The whole listing, except its pictures, is to be repeated exactly.

> Data for review
--- START ---
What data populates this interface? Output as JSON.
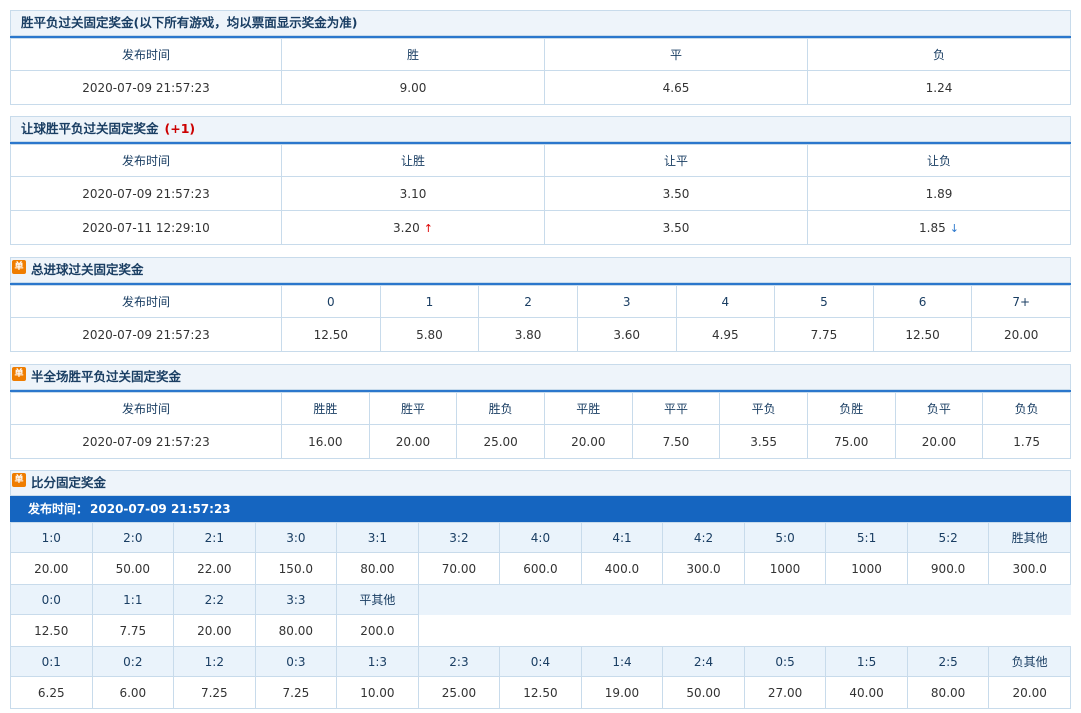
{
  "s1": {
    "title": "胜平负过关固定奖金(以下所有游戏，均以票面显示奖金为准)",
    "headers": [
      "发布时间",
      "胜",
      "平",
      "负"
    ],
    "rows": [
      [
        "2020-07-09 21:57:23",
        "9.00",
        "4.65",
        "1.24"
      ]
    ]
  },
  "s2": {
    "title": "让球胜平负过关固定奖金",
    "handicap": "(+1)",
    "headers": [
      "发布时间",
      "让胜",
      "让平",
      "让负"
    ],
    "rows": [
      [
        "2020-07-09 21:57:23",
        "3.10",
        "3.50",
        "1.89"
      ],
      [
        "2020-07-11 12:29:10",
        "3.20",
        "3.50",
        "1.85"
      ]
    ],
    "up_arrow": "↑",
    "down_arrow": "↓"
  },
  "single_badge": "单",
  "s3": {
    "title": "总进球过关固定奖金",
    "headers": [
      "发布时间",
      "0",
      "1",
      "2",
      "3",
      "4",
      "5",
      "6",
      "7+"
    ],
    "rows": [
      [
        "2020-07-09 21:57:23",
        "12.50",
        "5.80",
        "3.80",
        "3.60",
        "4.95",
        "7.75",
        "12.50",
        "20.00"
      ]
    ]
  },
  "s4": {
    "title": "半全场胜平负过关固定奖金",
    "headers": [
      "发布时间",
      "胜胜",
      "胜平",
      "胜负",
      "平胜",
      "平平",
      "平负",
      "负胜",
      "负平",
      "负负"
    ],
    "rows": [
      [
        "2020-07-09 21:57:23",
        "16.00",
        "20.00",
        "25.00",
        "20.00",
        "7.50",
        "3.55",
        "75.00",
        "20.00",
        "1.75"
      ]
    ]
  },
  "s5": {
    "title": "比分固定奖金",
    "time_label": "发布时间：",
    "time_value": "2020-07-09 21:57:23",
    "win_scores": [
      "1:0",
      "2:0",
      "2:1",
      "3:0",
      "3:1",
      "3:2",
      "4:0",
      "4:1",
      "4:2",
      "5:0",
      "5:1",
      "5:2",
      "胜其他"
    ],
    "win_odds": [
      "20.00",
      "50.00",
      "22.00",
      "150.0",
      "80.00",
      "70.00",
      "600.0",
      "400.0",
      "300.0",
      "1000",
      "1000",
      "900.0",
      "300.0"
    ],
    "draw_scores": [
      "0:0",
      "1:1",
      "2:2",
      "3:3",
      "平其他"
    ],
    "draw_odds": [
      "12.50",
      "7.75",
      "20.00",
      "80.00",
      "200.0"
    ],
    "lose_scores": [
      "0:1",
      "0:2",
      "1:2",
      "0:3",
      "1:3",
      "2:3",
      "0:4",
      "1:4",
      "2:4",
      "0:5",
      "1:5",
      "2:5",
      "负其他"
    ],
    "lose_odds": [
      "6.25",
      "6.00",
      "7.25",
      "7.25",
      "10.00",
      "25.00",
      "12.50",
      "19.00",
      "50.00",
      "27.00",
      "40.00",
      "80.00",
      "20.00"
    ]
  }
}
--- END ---
> Result of the task
What data populates this interface? Output as JSON.
{
  "s1": {
    "title": "胜平负过关固定奖金(以下所有游戏，均以票面显示奖金为准)",
    "headers": [
      "发布时间",
      "胜",
      "平",
      "负"
    ],
    "rows": [
      [
        "2020-07-09 21:57:23",
        "9.00",
        "4.65",
        "1.24"
      ]
    ]
  },
  "s2": {
    "title": "让球胜平负过关固定奖金",
    "handicap": "(+1)",
    "headers": [
      "发布时间",
      "让胜",
      "让平",
      "让负"
    ],
    "rows": [
      [
        "2020-07-09 21:57:23",
        "3.10",
        "3.50",
        "1.89"
      ],
      [
        "2020-07-11 12:29:10",
        "3.20",
        "3.50",
        "1.85"
      ]
    ],
    "up_arrow": "↑",
    "down_arrow": "↓"
  },
  "single_badge": "单",
  "s3": {
    "title": "总进球过关固定奖金",
    "headers": [
      "发布时间",
      "0",
      "1",
      "2",
      "3",
      "4",
      "5",
      "6",
      "7+"
    ],
    "rows": [
      [
        "2020-07-09 21:57:23",
        "12.50",
        "5.80",
        "3.80",
        "3.60",
        "4.95",
        "7.75",
        "12.50",
        "20.00"
      ]
    ]
  },
  "s4": {
    "title": "半全场胜平负过关固定奖金",
    "headers": [
      "发布时间",
      "胜胜",
      "胜平",
      "胜负",
      "平胜",
      "平平",
      "平负",
      "负胜",
      "负平",
      "负负"
    ],
    "rows": [
      [
        "2020-07-09 21:57:23",
        "16.00",
        "20.00",
        "25.00",
        "20.00",
        "7.50",
        "3.55",
        "75.00",
        "20.00",
        "1.75"
      ]
    ]
  },
  "s5": {
    "title": "比分固定奖金",
    "time_label": "发布时间：",
    "time_value": "2020-07-09 21:57:23",
    "win_scores": [
      "1:0",
      "2:0",
      "2:1",
      "3:0",
      "3:1",
      "3:2",
      "4:0",
      "4:1",
      "4:2",
      "5:0",
      "5:1",
      "5:2",
      "胜其他"
    ],
    "win_odds": [
      "20.00",
      "50.00",
      "22.00",
      "150.0",
      "80.00",
      "70.00",
      "600.0",
      "400.0",
      "300.0",
      "1000",
      "1000",
      "900.0",
      "300.0"
    ],
    "draw_scores": [
      "0:0",
      "1:1",
      "2:2",
      "3:3",
      "平其他"
    ],
    "draw_odds": [
      "12.50",
      "7.75",
      "20.00",
      "80.00",
      "200.0"
    ],
    "lose_scores": [
      "0:1",
      "0:2",
      "1:2",
      "0:3",
      "1:3",
      "2:3",
      "0:4",
      "1:4",
      "2:4",
      "0:5",
      "1:5",
      "2:5",
      "负其他"
    ],
    "lose_odds": [
      "6.25",
      "6.00",
      "7.25",
      "7.25",
      "10.00",
      "25.00",
      "12.50",
      "19.00",
      "50.00",
      "27.00",
      "40.00",
      "80.00",
      "20.00"
    ]
  }
}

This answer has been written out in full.